Start of Listed entries
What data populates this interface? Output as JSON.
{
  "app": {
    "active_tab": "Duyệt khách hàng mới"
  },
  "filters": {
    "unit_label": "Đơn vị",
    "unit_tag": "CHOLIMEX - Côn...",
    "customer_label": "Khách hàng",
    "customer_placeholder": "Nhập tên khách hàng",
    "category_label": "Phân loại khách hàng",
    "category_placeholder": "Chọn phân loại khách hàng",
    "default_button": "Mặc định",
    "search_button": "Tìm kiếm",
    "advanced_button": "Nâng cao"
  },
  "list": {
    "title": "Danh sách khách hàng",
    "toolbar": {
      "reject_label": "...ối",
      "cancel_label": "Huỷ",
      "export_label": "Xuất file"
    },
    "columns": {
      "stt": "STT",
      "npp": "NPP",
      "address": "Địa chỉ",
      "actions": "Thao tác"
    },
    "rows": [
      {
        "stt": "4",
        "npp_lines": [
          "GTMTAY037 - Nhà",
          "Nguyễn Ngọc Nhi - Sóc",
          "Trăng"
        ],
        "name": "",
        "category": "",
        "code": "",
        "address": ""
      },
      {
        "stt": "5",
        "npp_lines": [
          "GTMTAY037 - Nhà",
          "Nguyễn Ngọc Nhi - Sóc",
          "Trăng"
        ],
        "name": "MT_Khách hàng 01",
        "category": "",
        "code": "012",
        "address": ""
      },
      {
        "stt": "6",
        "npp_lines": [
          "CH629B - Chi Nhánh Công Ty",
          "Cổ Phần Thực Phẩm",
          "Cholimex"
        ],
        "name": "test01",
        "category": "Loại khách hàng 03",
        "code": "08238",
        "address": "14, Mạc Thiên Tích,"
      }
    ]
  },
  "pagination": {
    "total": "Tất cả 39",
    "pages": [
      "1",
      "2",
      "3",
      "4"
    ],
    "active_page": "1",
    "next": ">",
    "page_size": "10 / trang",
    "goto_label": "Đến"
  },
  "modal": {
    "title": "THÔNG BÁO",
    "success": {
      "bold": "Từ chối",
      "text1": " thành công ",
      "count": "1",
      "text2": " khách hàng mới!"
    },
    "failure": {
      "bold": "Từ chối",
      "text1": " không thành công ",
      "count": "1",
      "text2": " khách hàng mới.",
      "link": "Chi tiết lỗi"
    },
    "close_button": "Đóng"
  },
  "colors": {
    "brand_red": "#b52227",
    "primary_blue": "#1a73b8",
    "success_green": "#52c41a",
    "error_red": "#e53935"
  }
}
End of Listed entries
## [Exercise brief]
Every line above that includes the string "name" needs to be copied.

## [Task answer]
        "name": "",
        "name": "MT_Khách hàng 01",
        "name": "test01",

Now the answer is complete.